An emotionally arduous journey with an unrelenting sense of urgency, Maliglutit is a showpiece from one of Canada’s most gifted filmmakers. (Read Full Review)
13. Operation Avalanche (Matthew Johnson, US / Canada)
Matt Johnson’s ambitious follow-up to his lively 2013 debut The Dirties, Operation Avalanche is a comic thriller is a faux-documentary about an obsessed young man who gets in over his head.
The film begins in 1967 as CIA Agent Matt Johnson (Johnson, of course) hatches a put-up job to fake the moon landing so that the USA will appear to beat the Ruskies in the space race.
What begins as mélange of Woody Allen’s Zelig and Alan Pakula’s The Parallax View with just a dash of Arrested Development absurdism spirals into some unexpected places and culminates in a dizzying car chase contained in a single muscular take (like a poor man’s Children of Men or a low-cost French Connection). It’s easy to get swept up in Operation Avalanche. (Read Full Review)
12. Graduation (Cristian Mungiu, Romania)
Cristian Mungiu’s provocative Graduation is as intricate as it is sharp and unsettling.
A gripping Adrian Titieni as grey-haired Dr. Romeo Aldea dominates almost every frame of this arresting Romanian drama.
Elements of Michael Haneke’s work loom heavy and even the lilting air of Abbas Kiarostami seems discernable in the enigmatical progress of the story. Romeo’s teenage daughter is assaulted just moments after he drives her to school and his troubled mind, and ours, wanders all over the place in the wake of this tragedy.
Bleak, tangled, and persistent, Graduation teases at the viewer, troubling us and yet gratifying us also, for all its ability and brilliance. (Read Full Review)
11. Under the Shadow (Babak Anvari, Iran / Qatar / UK / Jordan)
Babak Anvari’s forcible ghost story with a stirring feminist slant is set amidst the Iran-Iraq war of the 1980s and with a sinking feeling of dread everlasting. Shideh (Narges Rashidi, brilliant) lives under constant threat of aerial bombardment with her husband Iraj (Bobby Naderi) and troubled young daughter Dorsa (Avin Manshadi) in an outmoded apartment building in Tehran.

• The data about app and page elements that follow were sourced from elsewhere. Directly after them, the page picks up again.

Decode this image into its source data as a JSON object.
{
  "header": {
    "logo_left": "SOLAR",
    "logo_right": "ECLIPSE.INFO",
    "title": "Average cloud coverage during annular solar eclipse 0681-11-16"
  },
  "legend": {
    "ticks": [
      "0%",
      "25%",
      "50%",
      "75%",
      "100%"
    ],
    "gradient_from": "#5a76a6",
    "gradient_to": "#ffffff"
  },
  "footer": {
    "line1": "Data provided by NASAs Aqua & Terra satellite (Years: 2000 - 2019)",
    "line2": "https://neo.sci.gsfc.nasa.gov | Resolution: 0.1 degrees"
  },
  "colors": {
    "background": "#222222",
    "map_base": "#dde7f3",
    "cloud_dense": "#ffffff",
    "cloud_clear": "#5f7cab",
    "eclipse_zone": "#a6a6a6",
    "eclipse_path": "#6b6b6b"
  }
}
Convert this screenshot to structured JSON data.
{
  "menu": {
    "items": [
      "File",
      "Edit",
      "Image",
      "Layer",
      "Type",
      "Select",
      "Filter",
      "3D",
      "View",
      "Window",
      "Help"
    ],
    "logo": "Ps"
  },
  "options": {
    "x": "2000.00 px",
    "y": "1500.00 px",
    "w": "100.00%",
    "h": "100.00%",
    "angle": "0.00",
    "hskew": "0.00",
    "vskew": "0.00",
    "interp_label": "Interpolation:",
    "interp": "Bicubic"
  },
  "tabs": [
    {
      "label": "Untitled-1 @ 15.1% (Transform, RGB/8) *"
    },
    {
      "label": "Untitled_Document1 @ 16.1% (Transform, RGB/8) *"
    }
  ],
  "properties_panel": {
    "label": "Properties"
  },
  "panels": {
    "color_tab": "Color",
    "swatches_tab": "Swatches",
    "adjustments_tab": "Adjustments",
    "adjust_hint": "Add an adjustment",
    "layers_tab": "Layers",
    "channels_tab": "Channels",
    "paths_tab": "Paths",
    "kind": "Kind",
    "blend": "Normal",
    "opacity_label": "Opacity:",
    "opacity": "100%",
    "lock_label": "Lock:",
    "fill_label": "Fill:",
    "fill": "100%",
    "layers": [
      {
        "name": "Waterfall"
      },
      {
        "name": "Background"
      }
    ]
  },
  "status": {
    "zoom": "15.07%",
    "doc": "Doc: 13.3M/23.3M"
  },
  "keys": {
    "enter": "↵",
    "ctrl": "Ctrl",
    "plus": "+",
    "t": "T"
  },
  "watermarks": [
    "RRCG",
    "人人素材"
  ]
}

Iraj is soon drafted to the frontlines leaving Shideh and Dorsa alone as their building is bombed and an undetonated missile brings with it an ancient evil in the form of a Djinn.
An unnerving fright fest, Under the Shadow supplies a strong sense of danger, an enraging subtext, and an uncompromising finish that’s both chilling and resolute. (Read Full Review)
10. The Handmaiden (Park Chan-wook, South Korea)
Park Chan-wook’s The Handmaiden is a stunning fetish revenge tale set in 1930s Korea. The primary players are pickpocket named Sook-hee (Park regular Kim Tai-ri), a charlatan named Count Fujiwara (Ha Jung-woo), and a mentally unstable heiress named Lady Hideko (Kim Min-hee).
But nothing’s what it seems as the director of Stoker (2013) and Oldboy (2003) gleefully runs wild in this mischievous mingling of sexploitation and vile revenge. The Handmaiden epitomizes excessive entertainment and opulent visuals. (Read Full Review)
9. Elle (Paul Verhoeven, France)
Elle details the highs and lows of Michèle Leblanc (Isabelle Huppert), the successful CEO of a video game company as she tries to ascertain the identity of the scumbag who raped her. This is a Paul Verhoeven (Total Recall, Basic Instinct) film, plumbing transgressive territory which paints an appalling crime with pitch-black humor––though thankfully rape is never treated as a joke.
Huppert’s brilliant performance is both muscular and emphatic as Michèle is a complex woman, fearsome and no victim, Elle presents a complicated psychological snapshot of a fiercely independent woman. (Read Full Review)